On the writing side, we are still using Writing and Rhetoric, which is a program I really like. I love its incremental aspect as well as its classical bent, using the great classic works to teach kids proper writing skills. You can read my review of it. We are also trying Here to Help Learning writing curriculum with Johann. This is a review product that I am actually liking, which puts me in a difficult situation since I really like using Writing and Rhetoric. You can read my review of it here.

This  year I have foregone any Latin or Greek teaching, as I did not think it would have fitted in the schedule. Both boys have done 1 or  2 years of Latin, and I think I will leave it at that.  They both have good Grammar basics and good vocabulary, which are the best benefits  of teaching the Ancient Languages, beside nurturing rigor.

Lastly, what do we do for foreign Languages. As I have mentioned several times on this blog, being a French National, I desire for my kids to know French. I have a hard time doing it the easiest way, which would be speaking it to them on a regular basis. We have reverted to Duolingo, which is our main French outlet. My goal is to try to speak it to them as much as I can, which really comes down to me remembering to do so! The other sure way for them to learn it is to send them to my parents in Martinique for a summer..... Hopefully before they turn 18!

On top of these school subjects, the boys listen to a lot of audiobooks and 1 hour of reading is required of them daily (which of course does not always happen - but we try our best to enforce it). They do enjoy reading, it is just that a lot of other things compete with that love....

There you have a glimpse of what the world of words is made up in our homeschool. Make sure to check the other post participating in this year's Virtual Curriculum Fair!


Kym said...

That's a great reading list to have completed before finishing middle school! Very nice! Thanks for sharing what you're working on.

DeliveringGrace said...

I'm using Duolingo myself, at present, and love the accessibility of the programme. I hadn't thought of using it with the children can see that the short burst of learning, on a daily basis would work well.

Annette said...

interesting to read what you are doing. you've given me ideas for the future. :)

Gale said...

I remember some of those books from my own Junior High and High School (and a few from college). Loved Dangerous Journey, liked Hamlet, and wanted to pull my hair out from bordom from Johnny Tramain.

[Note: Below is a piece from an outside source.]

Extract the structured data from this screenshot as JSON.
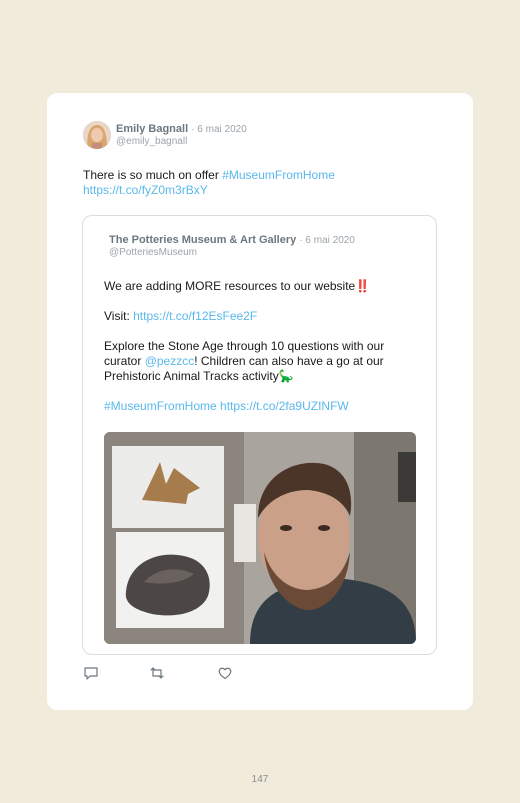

Leah Courtney said...

I didn't make it to the Virtual Curriculum Fair this year, but I love seeing what others are using. We love Analytical Grammar, and we're still really enjoying Here to Help Learning!

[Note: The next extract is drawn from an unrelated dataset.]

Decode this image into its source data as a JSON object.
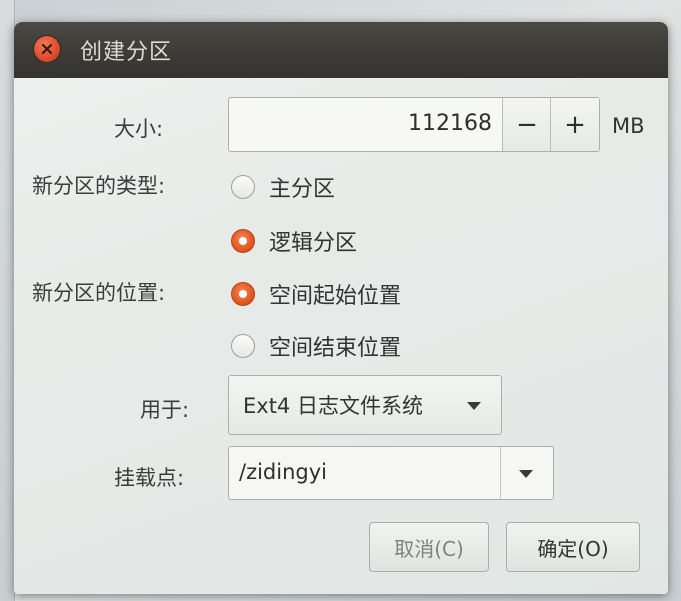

Unknown said...

I don't teach formal "grammar" until middle school. We discuss it in regards to punctuation and capitalization prior to that, but not parts of speech. I've heard great things about Analytical Grammar and my try it with my 2 youngest kids.

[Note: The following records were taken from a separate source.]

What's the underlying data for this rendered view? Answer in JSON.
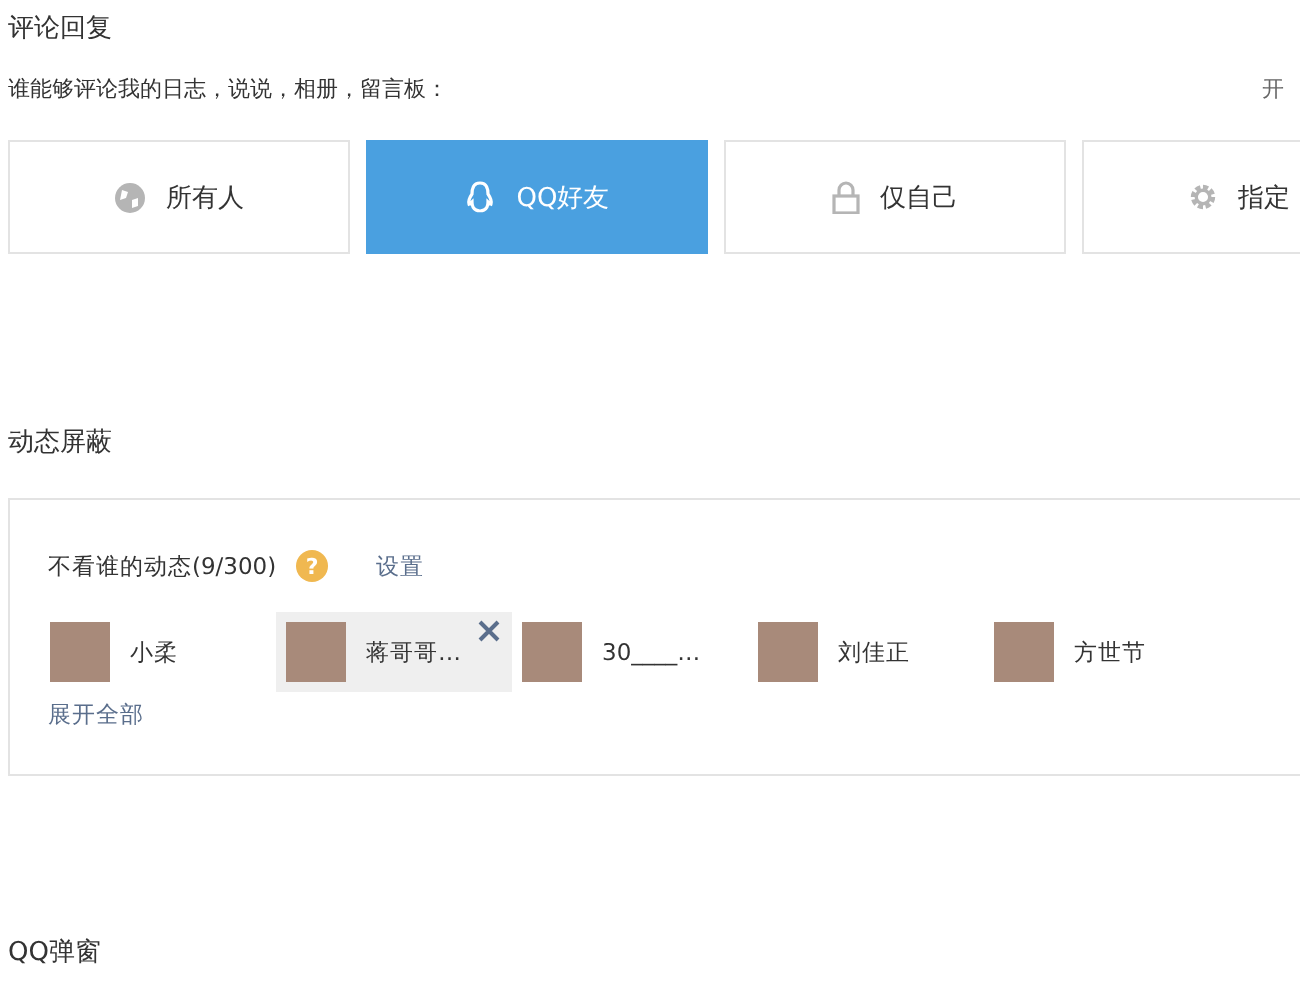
{
  "comment_reply": {
    "title": "评论回复",
    "question": "谁能够评论我的日志，说说，相册，留言板：",
    "right_text": "开",
    "options": [
      {
        "label": "所有人",
        "selected": false
      },
      {
        "label": "QQ好友",
        "selected": true
      },
      {
        "label": "仅自己",
        "selected": false
      },
      {
        "label": "指定",
        "selected": false
      }
    ]
  },
  "feed_block": {
    "title": "动态屏蔽",
    "label": "不看谁的动态(9/300)",
    "help": "?",
    "settings_link": "设置",
    "friends": [
      {
        "name": "小柔",
        "selected": false
      },
      {
        "name": "蒋哥哥…",
        "selected": true
      },
      {
        "name": "30____…",
        "selected": false
      },
      {
        "name": "刘佳正",
        "selected": false
      },
      {
        "name": "方世节",
        "selected": false
      }
    ],
    "expand_link": "展开全部"
  },
  "qq_popup": {
    "title": "QQ弹窗"
  }
}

Anonymous said...

I love to see what other homeschoolers are up to! We're still years away from grammar and literary analysis, but these are great resources to draw from when my kids get older.

Homeschool Copywork Membership Sign-Up
Write Through the Bible
Main business logo--medium